Record Type: Non-Journal
Publication Date: 1981-Mar
Pages: 22
Abstractor: N/A
Reference Count: N/A
Reading, Writing, Arithmetic and Recitation: The Curriculum of the One Room School. Country School Legacy: Humanities on the Frontier.
Rylance, Dan
The state superintendent, the county superintendent, and the one-room school teacher each contributed to classroom instruction in North Dakota. In 1895, the "School Text Book Law" provided for free text books and school supplies for all pupils; however, the law was not mandatory. Specific courses of study and elaborate handbooks on all subjects became common publications of the State Department of Public Instruction by the 1920s. Long periods of adjustment were necessary to balance grades, classes, and time when students in one-room schools were divided into classes one through eight (daily programs for 1901, 1908, 1918, and 1928 are included). Efforts of county superintendents of schools like Mattie Davis (1896) to initiate programs for teachers and students resulted in improved education. Teaching of patriotism and moral values was integral to the curriculum. In 1927, the state legislature passed a law requiring the conspicuous posting of the Ten Commandments where classes convened. Great emphasis was placed on phonics and penmanship. A former student, Ross Bloomquist, recalled that teaching materials he remembered from his school days included a dictionary, a globe, and a case of maps. Leila Ewen, a former teacher, recalled some unexpected teaching aids derived from the farm character of the land. (Author/CM)

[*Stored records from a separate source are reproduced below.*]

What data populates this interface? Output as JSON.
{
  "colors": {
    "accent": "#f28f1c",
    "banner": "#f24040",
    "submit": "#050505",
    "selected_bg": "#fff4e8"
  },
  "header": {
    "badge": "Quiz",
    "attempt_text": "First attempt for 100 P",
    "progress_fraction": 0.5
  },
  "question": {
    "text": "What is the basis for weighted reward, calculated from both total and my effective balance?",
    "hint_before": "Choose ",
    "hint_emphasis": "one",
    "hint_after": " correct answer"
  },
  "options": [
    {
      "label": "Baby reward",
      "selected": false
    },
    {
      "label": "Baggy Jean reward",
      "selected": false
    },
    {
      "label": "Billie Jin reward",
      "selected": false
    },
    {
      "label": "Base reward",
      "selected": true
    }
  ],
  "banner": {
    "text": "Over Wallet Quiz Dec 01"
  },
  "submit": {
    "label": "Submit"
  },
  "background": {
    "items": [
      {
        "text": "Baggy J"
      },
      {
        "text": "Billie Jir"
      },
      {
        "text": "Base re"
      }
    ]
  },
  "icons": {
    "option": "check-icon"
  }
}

Publication Type: Historical Materials
Education Level: N/A
Audience: N/A
Language: English
Sponsor: National Endowment for the Humanities (NFAH), Washington, DC.
Authoring Institution: Mountain Plains Library Association, Silt, CO. Country School Legacy Project.
Identifiers - Location: North Dakota